09/14/2010 | By Jason C. Flynn
Bill Newman served as NAREIT chair from 1990 to 1992, overseeing what many consider to be the birth of the Modern REIT ERA. Yet, for all the excitement during his tenure at NAREIT, Newman believes that his greatest accomplishment during his tenure was improving the level of understanding about REITs.
"We did a good job in educating the public," Newman says. "REITs up until that time were a pretty dirty word.

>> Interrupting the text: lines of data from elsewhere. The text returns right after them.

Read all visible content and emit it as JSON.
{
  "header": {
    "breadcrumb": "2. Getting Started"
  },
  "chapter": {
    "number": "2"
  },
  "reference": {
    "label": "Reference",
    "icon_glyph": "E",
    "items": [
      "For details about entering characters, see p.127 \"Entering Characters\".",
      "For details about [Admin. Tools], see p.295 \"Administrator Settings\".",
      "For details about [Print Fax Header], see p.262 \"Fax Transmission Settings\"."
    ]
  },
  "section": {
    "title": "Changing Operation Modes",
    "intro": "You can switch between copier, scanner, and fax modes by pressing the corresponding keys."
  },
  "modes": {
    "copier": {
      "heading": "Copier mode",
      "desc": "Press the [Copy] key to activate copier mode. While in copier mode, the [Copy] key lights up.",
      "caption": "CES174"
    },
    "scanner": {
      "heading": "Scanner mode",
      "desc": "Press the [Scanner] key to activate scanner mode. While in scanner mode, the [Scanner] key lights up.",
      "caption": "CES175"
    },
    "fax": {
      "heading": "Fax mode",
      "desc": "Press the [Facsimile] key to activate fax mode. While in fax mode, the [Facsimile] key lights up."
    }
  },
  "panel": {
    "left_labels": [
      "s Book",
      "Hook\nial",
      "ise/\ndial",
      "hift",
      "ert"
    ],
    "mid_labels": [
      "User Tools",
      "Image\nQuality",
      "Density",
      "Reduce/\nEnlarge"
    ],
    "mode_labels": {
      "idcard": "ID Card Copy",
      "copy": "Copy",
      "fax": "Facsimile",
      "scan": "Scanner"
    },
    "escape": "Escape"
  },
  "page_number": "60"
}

We raised the level of discussion and understanding and changed that image through NAREIT's efforts."
By providing a central location where REIT leaders and managers could exchange information and find help in solving individual and industry problems, Newman said that NAREIT has always fulfilled its role in the industry.
Newman founded New Plan Excel Realty Trust, Inc., which was incorporated in 1961 as New Plan Realty Corporation. As one of the first leaders in the REIT industry, Newman oversaw New Plan's growth and reorganization into a REIT in 1971. Under Newman's stewardship, New Plan achieved many firsts for the REIT industry. They were one of the first REIT to reach $1 billion in market capital and the first REIT listed on the S&P 500.

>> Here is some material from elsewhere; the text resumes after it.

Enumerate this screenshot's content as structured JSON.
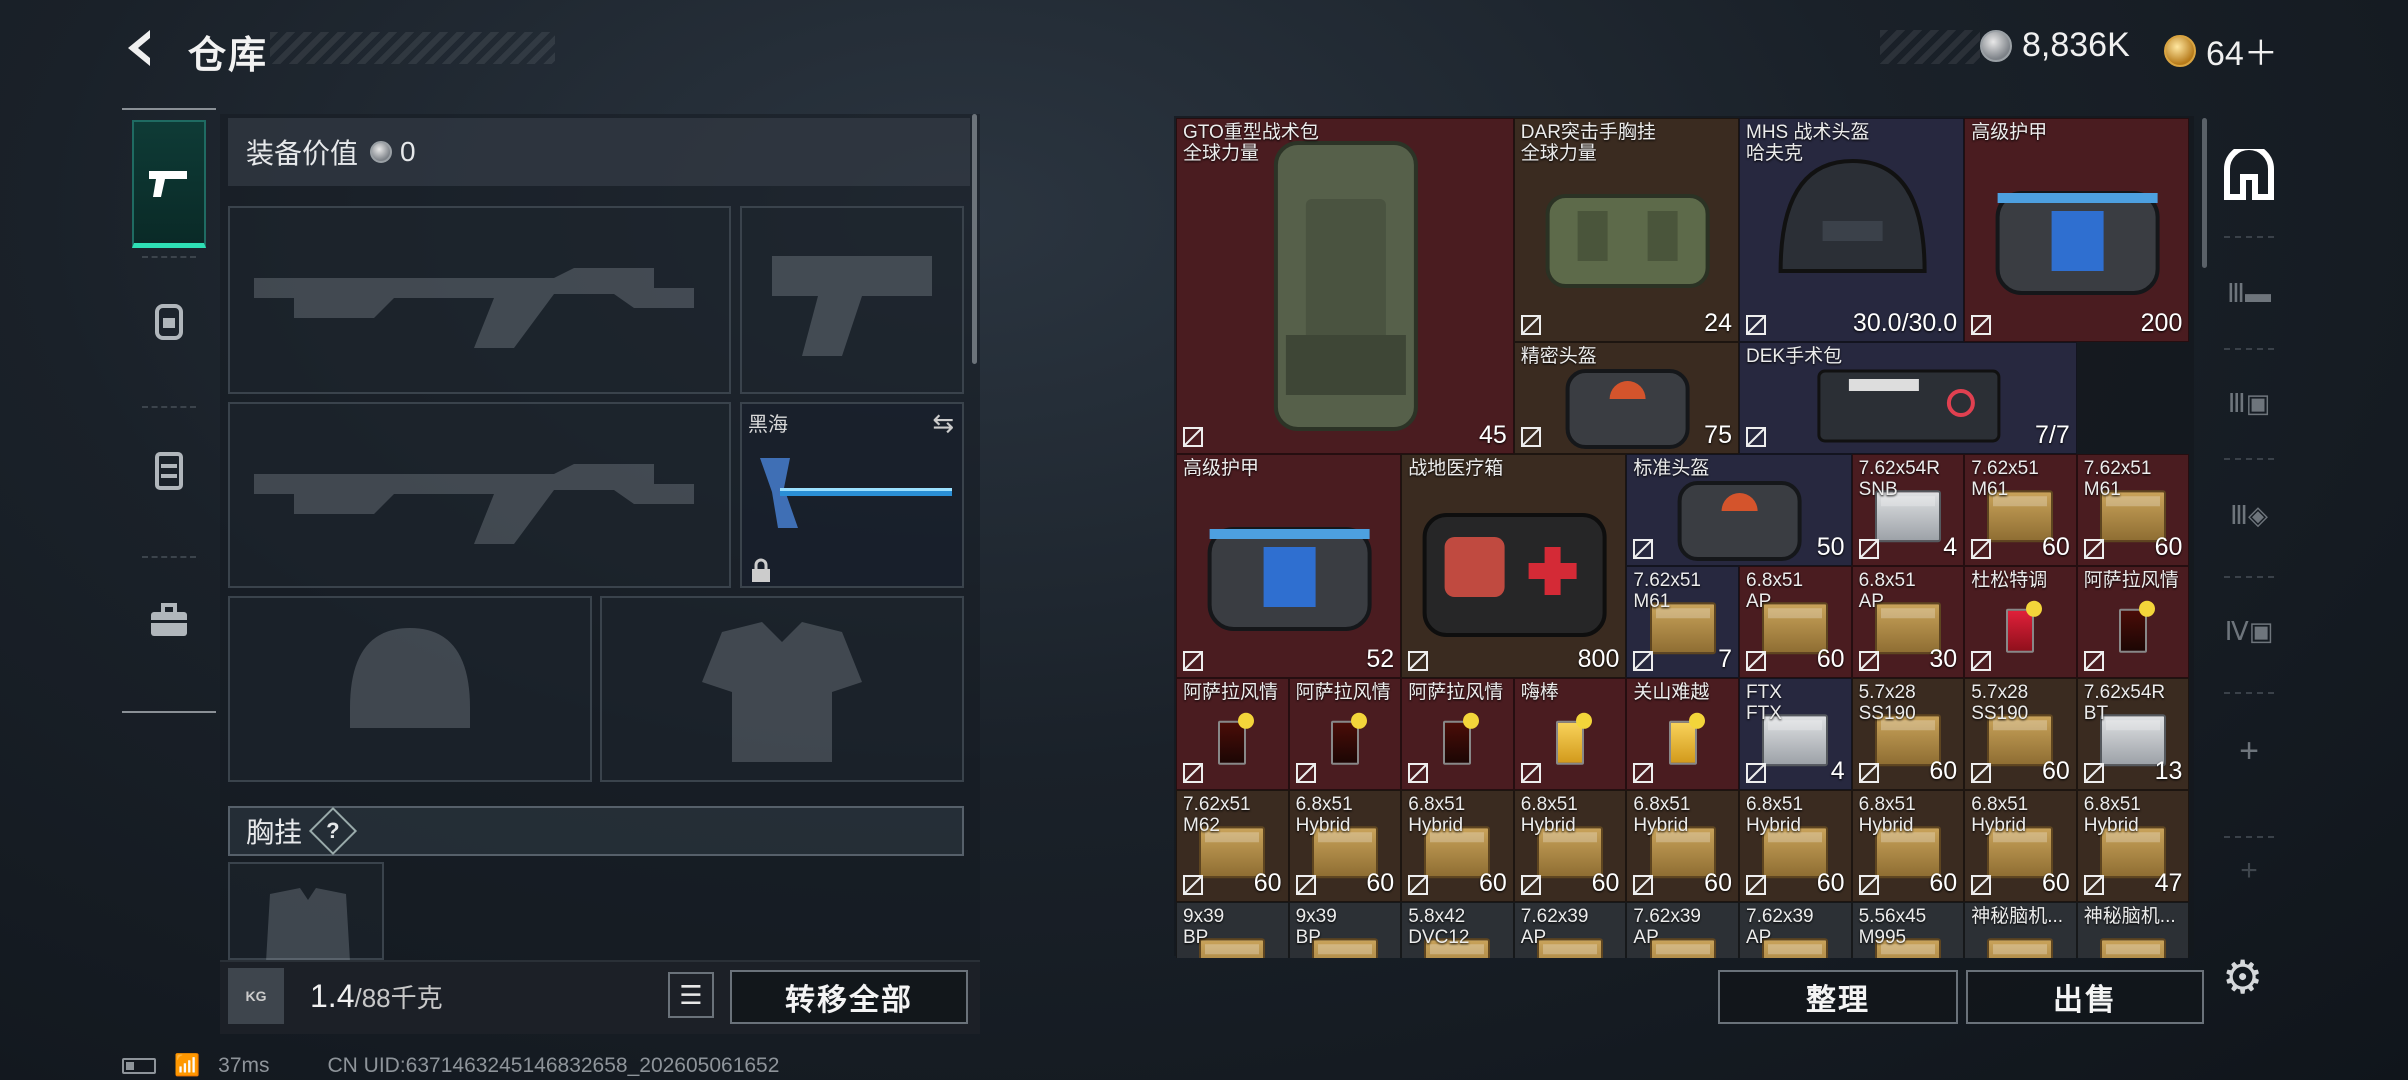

"We really opened the floodgates for the rest of the REIT industry," Newman says. "Up until we were listed on the S&P 500, there was no corporate borrowing by real estate entities. Our listing really changed things."
Along with opening the door for REITs to corporate borrowing, Newman said that New Plan's listing on the S&P showed that the platform was a suitable vehicle for institutional investors.

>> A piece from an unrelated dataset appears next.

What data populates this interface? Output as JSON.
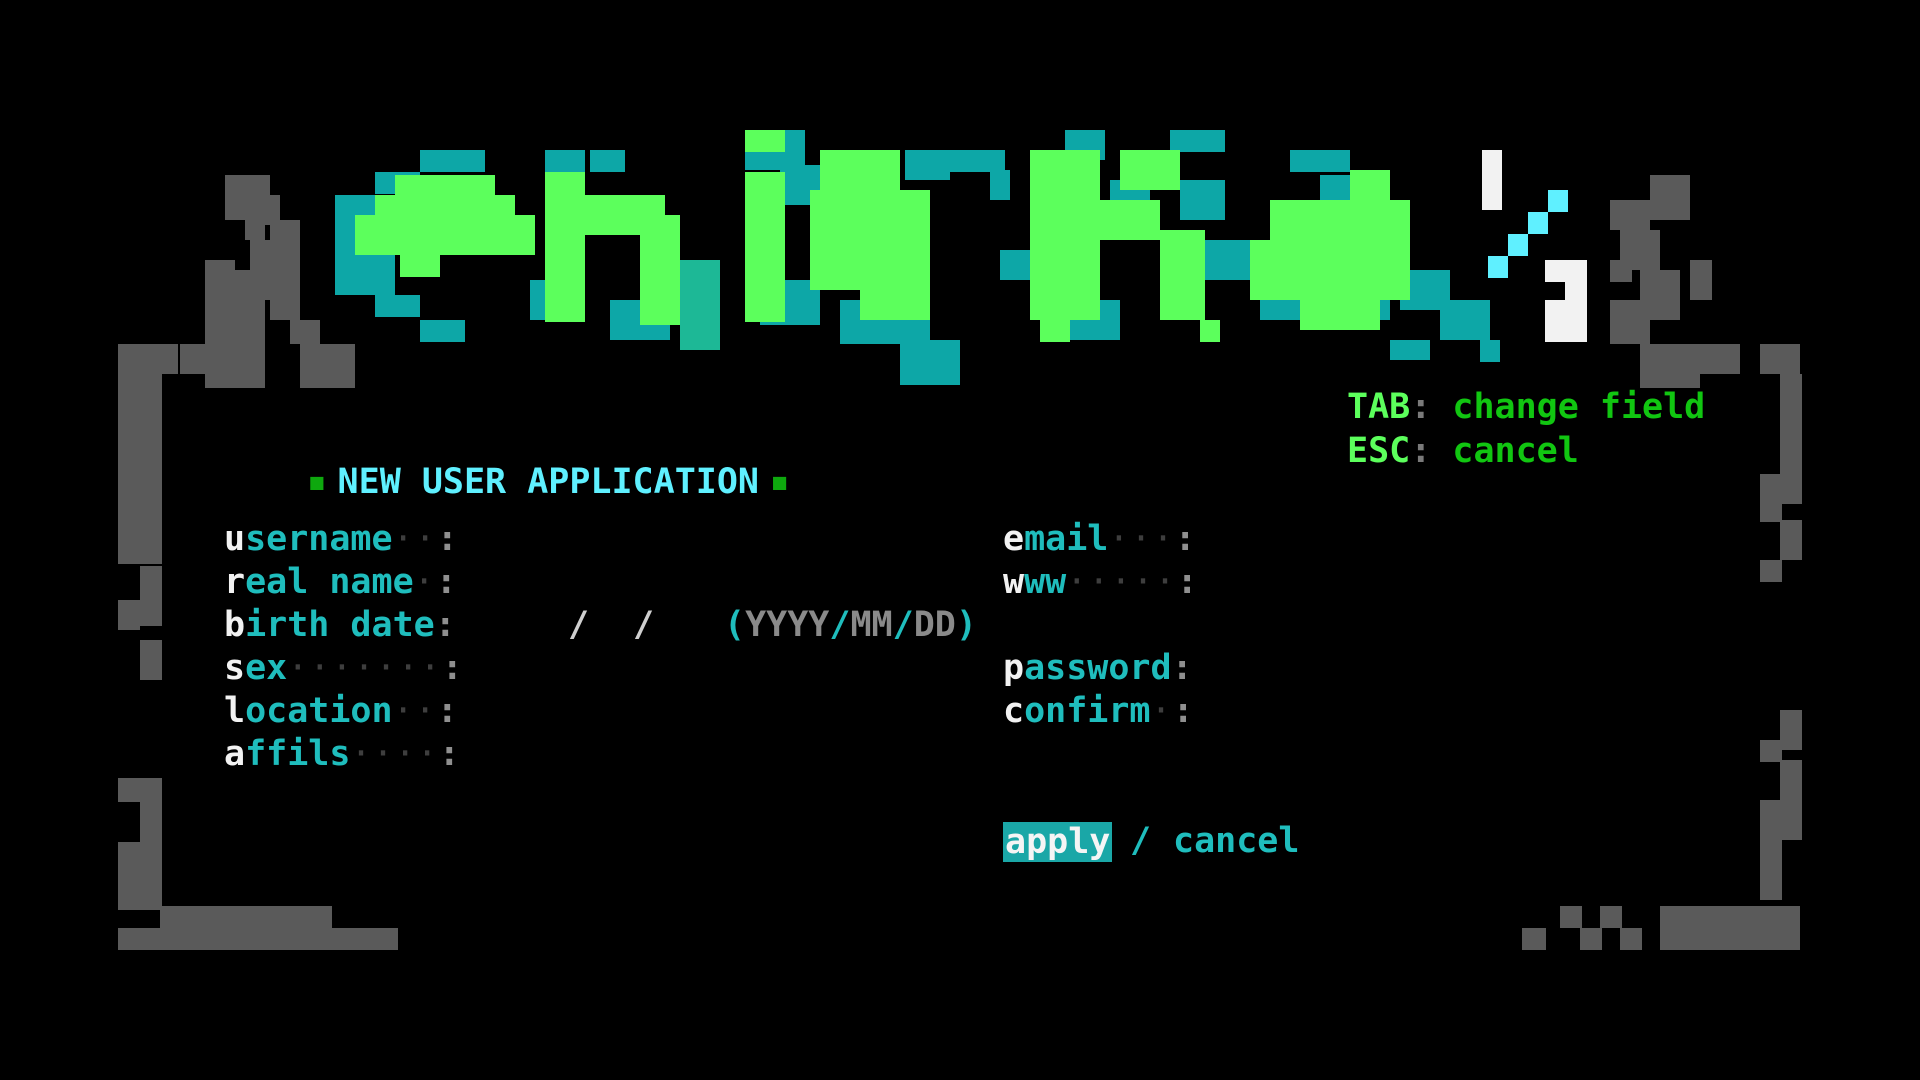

"At the time, we had 80 quarters of increased dividend as a track record," Newman says. "It had an extremely positive effect on the industry."
In 2007, New Plan was acquired by the Melbourne, Australia-based Centro Properties Group for a reported $6.2 billion. Even though he sold New Plan and isn't at the forefront of the industry as he once was, Newman still keeps involved in the REIT industry as an advocate for the investment vehicle.
"REITs should always be a part of someone's portfolio," Newman says. "REITs solve the problems of owning commercial real estate for the individual buyer. They provide the management, the liquidity and the diversification that small investors can't obtain on their own."